I want eight years of hell-fire, scorched-earth Democratic partisanship. I want no oxygen for the Republican Party, other than the oxygen required to burn it. Then let’s get on with the real work of government.


  1. Candace wrote:

    I wish you could hear me clapping and cheering over here. That was perfect, and perfectly sums up what I want.

    Monday, October 31, 2016 at 4:20 pm | Permalink
  2. I’m with you too! Especially on the analysis of the timid Obama approach that has fetched us up on this desert island.

    Tuesday, November 1, 2016 at 11:42 am | Permalink
  3. Henry wrote:

    So, you don’t think his efforts at reaching across the floor was worth it? I say your mind has closed down, and you need to breath some of that fresh air of yours.
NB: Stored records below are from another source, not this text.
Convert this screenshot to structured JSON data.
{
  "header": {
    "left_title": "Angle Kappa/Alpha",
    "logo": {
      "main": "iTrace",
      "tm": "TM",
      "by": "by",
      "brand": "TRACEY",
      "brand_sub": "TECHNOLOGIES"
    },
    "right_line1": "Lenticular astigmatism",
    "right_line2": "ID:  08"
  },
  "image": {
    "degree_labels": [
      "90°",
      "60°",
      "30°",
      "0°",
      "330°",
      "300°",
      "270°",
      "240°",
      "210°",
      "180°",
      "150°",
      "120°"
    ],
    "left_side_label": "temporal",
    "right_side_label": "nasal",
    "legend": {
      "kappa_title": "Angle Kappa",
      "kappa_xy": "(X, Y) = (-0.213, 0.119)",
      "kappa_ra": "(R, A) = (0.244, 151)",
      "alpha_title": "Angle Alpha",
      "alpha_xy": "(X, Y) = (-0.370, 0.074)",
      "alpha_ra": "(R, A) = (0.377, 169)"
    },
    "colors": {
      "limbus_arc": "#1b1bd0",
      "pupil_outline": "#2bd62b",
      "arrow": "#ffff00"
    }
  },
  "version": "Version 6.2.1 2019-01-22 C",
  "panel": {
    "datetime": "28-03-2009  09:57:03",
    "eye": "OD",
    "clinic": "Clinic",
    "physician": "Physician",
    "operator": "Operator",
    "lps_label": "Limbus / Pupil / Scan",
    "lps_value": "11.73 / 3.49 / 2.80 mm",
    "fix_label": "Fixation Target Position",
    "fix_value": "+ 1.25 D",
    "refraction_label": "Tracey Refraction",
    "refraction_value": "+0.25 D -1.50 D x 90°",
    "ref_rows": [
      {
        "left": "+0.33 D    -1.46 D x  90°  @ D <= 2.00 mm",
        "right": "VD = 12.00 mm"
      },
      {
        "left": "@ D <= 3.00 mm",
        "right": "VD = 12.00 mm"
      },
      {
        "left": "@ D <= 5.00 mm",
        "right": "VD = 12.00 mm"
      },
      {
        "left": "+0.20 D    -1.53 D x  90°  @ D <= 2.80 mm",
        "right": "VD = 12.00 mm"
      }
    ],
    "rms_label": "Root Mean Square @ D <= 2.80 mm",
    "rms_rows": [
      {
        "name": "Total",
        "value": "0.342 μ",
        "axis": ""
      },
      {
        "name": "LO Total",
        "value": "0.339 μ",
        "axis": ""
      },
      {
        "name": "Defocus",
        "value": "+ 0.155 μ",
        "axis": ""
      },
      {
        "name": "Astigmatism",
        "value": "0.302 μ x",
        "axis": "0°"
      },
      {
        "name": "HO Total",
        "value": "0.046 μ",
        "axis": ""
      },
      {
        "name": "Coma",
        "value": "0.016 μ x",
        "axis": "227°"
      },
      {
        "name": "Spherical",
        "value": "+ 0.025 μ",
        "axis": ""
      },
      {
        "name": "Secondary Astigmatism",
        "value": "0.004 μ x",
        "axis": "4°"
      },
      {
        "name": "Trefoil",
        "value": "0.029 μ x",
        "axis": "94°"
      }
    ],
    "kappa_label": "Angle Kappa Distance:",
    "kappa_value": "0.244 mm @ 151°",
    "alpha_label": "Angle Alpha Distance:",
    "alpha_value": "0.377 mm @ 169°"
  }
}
Remember the nastiness the Democrats used when they were in power, and because of their nastiness they lost big time. We are in the mess we are today because Nancy & the boys lost their way. Not the the President, he tried his best. And recall Mitch the Bitch mantra, “our job is to get rid of him, no matter the consequence!”


    Wednesday, November 2, 2016 at 3:29 pm | Permalink
  4. Dan wrote:

    David, I’m curious as to what your take is on the possible outcome of the election given North Carolina’s position as a swing state that seems to be leaning more in Trump’s favor. It seems like more focus is going to North Carolina than other swing states. Do you feel like that is the case?

    Friday, November 4, 2016 at 4:14 pm | Permalink
  5. daltoni wrote:

    Hi Dan… All I can say is that we are working our tails off in North Carolina to get out the vote. Our senate race is extremely important, and the polls put it very close. I’m afraid to venture a prediction.

    Saturday, November 5, 2016 at 5:02 pm | Permalink
  6. Henry wrote:

    Good luck today…

    Monday, November 7, 2016 at 2:18 pm | Permalink
  7. DCS wrote:

    I woke up at 3:30 this morning, bolt upright, and thought something was wrong. I rushed downstairs and logged on to the computer, and Clinton had just conceded. It has felt like being in a fever dream ever since.

    North Carolina won Trump the election.

    My prediction had been that the Republicans would sweep all three races in North Carolina — president, governor, senator. Although Cooper was ahead of McCrory by 4,500 votes when he *prematurely* declared victory, we won’t know the results until at least 10 days from now, when the recount is done. That’s a long time for things to turn even uglier.

    Last gasp of the 1950s indeed. It ain’t going quietly, that’s for sure.


    Wednesday, November 9, 2016 at 8:31 am | Permalink

Post a Comment

Your email is never published nor shared. Required fields are marked *